A blog dedicated to reviewing crime novels published by independent presses everywhere.
Thursday, May 21, 2009
With the realization that the next set of Stark reprints are imminent, I figure I'd better say something about the latest batch if I'm going to say anything, and I am, so here it goes.
Earlier, I touched on what it is about Parker that makes him such an enduring character. I concluded that a large part of his appeal was due to his persistence and determination. Parker soldiers on relentlessly know matter what sort of setbacks he runs into. Now, it would be possible to base an entire series on an underworld ubermensch who is constantly overcoming working to overcome the treachery and incompetence of others, but Westlake is more skillful than that. Parker isn't a superthief. He's just a thief, and he sometimes, despite his best efforts, makes mistakes.

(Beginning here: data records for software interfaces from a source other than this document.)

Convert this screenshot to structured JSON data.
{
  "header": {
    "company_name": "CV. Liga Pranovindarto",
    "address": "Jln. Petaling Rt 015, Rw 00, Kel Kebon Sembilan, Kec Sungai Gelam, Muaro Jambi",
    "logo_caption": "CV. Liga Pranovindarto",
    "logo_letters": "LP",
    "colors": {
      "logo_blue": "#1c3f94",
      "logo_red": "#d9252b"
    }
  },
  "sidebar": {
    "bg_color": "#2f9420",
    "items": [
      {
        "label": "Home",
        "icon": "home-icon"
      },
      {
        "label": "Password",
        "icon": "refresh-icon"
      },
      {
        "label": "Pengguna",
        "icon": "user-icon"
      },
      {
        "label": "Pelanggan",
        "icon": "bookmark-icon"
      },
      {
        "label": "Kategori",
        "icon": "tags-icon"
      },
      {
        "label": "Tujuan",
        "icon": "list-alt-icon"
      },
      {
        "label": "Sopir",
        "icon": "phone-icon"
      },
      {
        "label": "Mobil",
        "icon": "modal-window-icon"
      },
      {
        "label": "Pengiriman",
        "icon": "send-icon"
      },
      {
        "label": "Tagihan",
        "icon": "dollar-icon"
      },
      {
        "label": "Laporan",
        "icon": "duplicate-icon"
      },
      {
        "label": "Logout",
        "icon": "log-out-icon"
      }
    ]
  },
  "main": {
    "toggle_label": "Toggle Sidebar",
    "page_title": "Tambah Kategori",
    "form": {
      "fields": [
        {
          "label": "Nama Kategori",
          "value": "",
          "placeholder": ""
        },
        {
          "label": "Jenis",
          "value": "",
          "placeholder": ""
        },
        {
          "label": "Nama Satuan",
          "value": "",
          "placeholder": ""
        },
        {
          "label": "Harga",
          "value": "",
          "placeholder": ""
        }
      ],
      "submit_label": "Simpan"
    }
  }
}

The Jugger, which is certaintly the strongest of the reprints yet, is the story of a mistake. When Parker receives correspondence from an acquaintence that makes him wonder if his cover is about to be blown, Parker decided to take action. When Parker arrives in town, he finds his acquaintance dead under suspicious circumstances, so he feels obligated to investigate to make sure his identity is protected. Little does he know that every action he takes is actually bringing him closer to being exposed to the authorities.
The Jugger, like The Hunter, shows Parker as a man of stone with feet of clay, and it is that added depth which, along with Westlake's remarkable prose and storytelling ability, that allow the character and the series to endure. Parker is at the mercy of a set of rules that make it impossible for him to to trust anyone, and yet he must trust them, and this tension results in much flailing about in an information vacuum where bad intentions must be assumed by everyone. In a situation like that, everyone is going to make mistakes. It's a long way from Raffles, Gentleman Thief, that's for sure.
Welcome to the Indie Crime Blog. As the name implies, this blog is dedicated to reviews of crime fiction published by independent presses. There are many books published every year that seem to be ignored for a variety of reasons. The books sections of newspapers are getting smaller. Bookstores give more shelf space to more established authors. I could go on, but you get it.My intent is to review books both old and new in the hopes that some deserving writers and worthy publishers will gain some exposure. I can be emailed at IndieCrime-at-gmail-dot-com